6 Wood v. Manley, 11 Ad. & E. 34; Cool v. Peters Co., 87 Ind. 531.

7 Erskine v. Plummer, 7 Greenl. (Me.) 447.

8 Putney v. Day, 6 N. H. 430; Olmstead v. Niles, 7 N. H. 522; Buck v. Pickwell, 27 Vt 157. But see Safford v. Annis, 7 Greenl. (Me.) 168; Byassee v. Reese, 4 Met. (Ky.) 372.

§ 246. Secondly. There is no materiality, as to whether the Statute of Frauds affects the contract or not, in the circumstance that the produce is fully grown or in process of growing at the time of making the contract. True, Lord Ellenborough made such a distinction in the case of Parker v. Staniland,2 observing that there the potatoes were matured, whereas in Crosby v. Wadsworth the grass was in a growing state. But he abandoned it four years afterwards in Warwick v. Bruce,3 where the sale was of a growing crop of potatoes, and was held good because the contract did not confer an exclusive right to the land for a time for the purpose of making a profit of the growing surface; and the cases of Evans v. Roberts,4 and Sainsbury v. Matthews,5 were both upon sales of immature crops, and in both the sales, though verbal, were held good.

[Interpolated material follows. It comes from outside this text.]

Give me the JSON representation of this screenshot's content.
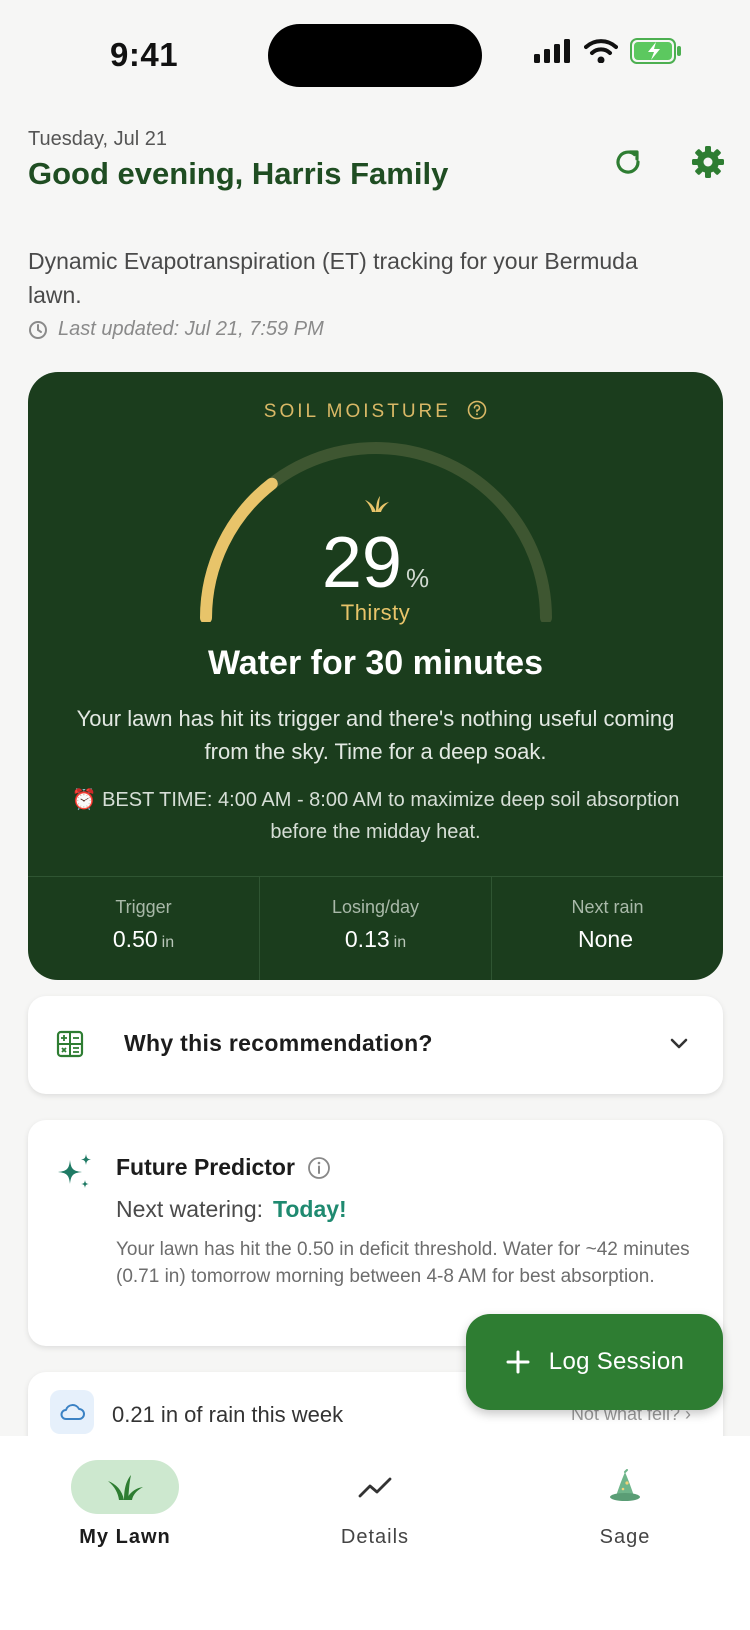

§ 247. Thirdly. The mere circumstance that the produce purchased may, or probably or certainly will, derive nourishment from the soil between the time of making the contract and the time of delivering the produce, is not conclusive as to the application of the statute. In Warwick v. Bruce, where the potatoes were growing and no time was fixed for their removal, Lord Ellenborough said, "that whether at the time of sale they were covered with earth in the field, or in a box, still it was a sale of a mere chattel." l So in Parker v. Staniland,2 he said: "It is probable that in the course of nature the vegetation was at an end; but be that as it may, they [the potatoes] were to be taken by the defendant immediately, and it was quite accidental if they derived any farther advantage from being in the land;" and Bayley, J., remarked that the land was to be considered as a mere warehouse till the defendant could remove them. But is it necessary to the application of the rule that the produce bargained for be, by the terms of the contract, to be taken immediately? We should hesitate to assert a fresh distinction upon the ground of the casual use of that expression by Lord Ellenborough. The case in which it occurs was quoted by the judges in Evans v. Roberts,3 with strong approbation, without any apparent apprehension of the materiality of the point to the decision, and they themselves decided the contract before them to be good, though the crop bargained for was to remain in the land until it was ripe. But, as is seen in the next section, the time of removal does become an important consideration when the parties intend to make a present sale of the crop, but stipulate that it shall remain on the land for a term of years, or during the pleasure of the purchaser.